However, not far beneath that newfound unity are some tough realities.
In the coming months Congress may take another stab at a health-care overhaul, and lawmakers will soon confront deadlines on spending and the debt limit that will distract them. Congress hasn’t rewritten the tax code in 31 years because the task is hard, demands unpleasant trade-offs and sows divisions that are often more parochial than partisan. For example, some Republicans oppose tax breaks for renewable energy, but representatives from states with wind and solar energy disagree.
Distrust lingers between senators and House members. And while Republicans may agree on the broad strokes of tax policy—such as lower rates and lighter taxes on U.S. companies’ foreign income—they are bound to divide on the details. (…)
President Donald Trump says he wants to prioritize taxes for middle-class families, but his plan features tax cuts for businesses and high-income households. In an interview this past week, he knocked down speculation of a top ordinary income-tax rate exceeding 40%. “That was not right,” he said. “That was not a correct statement.”
Republicans don’t agree on whether they are aiming for tax cuts or for a plan that would be revenue-neutral. They probably need an answer to that question before voting on a tax bill, because that decision must be baked into the congressional budget. A budget unlocks the so-called reconciliation procedures that would allow the Senate to pass a tax bill with only Republican votes. (…)
The health-care overhaul was supposed to repeal taxes on health industries and investment income. With those taxes remaining, Republicans must decide whether to include those provisions in the tax bill or set them aside.
Rep. Kevin Brady, chairman of the House Ways and Means Committee, said Friday that he didn’t want to import provisions to repeal the Affordable Care Act’s taxes into the upcoming tax bill because that would make it harder to lower other tax rates.
Republicans also need to find a replacement for border adjustment, which would have raised about $1 trillion over a decade to pay for lower rates and discouraged companies from shifting profits abroad.

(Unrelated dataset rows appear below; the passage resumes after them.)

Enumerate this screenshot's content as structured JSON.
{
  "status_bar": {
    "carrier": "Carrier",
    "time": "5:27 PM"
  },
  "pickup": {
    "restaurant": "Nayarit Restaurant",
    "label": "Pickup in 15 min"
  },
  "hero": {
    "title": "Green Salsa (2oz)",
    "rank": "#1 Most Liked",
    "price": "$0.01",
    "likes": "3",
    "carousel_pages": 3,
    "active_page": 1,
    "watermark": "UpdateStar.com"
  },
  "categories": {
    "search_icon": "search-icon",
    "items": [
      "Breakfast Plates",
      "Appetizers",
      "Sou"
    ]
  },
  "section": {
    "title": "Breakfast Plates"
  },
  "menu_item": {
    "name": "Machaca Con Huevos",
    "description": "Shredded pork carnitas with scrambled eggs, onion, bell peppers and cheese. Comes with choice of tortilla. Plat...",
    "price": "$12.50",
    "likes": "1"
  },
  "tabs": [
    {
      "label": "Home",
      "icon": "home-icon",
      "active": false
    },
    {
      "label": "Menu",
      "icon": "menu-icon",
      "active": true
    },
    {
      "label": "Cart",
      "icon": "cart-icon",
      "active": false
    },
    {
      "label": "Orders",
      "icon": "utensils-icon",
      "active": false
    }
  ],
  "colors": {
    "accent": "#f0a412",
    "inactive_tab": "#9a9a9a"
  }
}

Thursday’s statement hinted at an emerging “viable” option.
“As I’ve always said, without border adjustment it means you’re going to have a lot higher rates, and I think it makes it complicated to solve the overseas issues,” said Rep. Devin Nunes (R., Calif.).
With border adjustment gone and some other major changes proposed by the House looking less likely, the GOP tax effort may be more concentrated on tax rates and simplification, said Rep. Kenny Marchant (R., Texas). That’s still a tall order, he said. (…)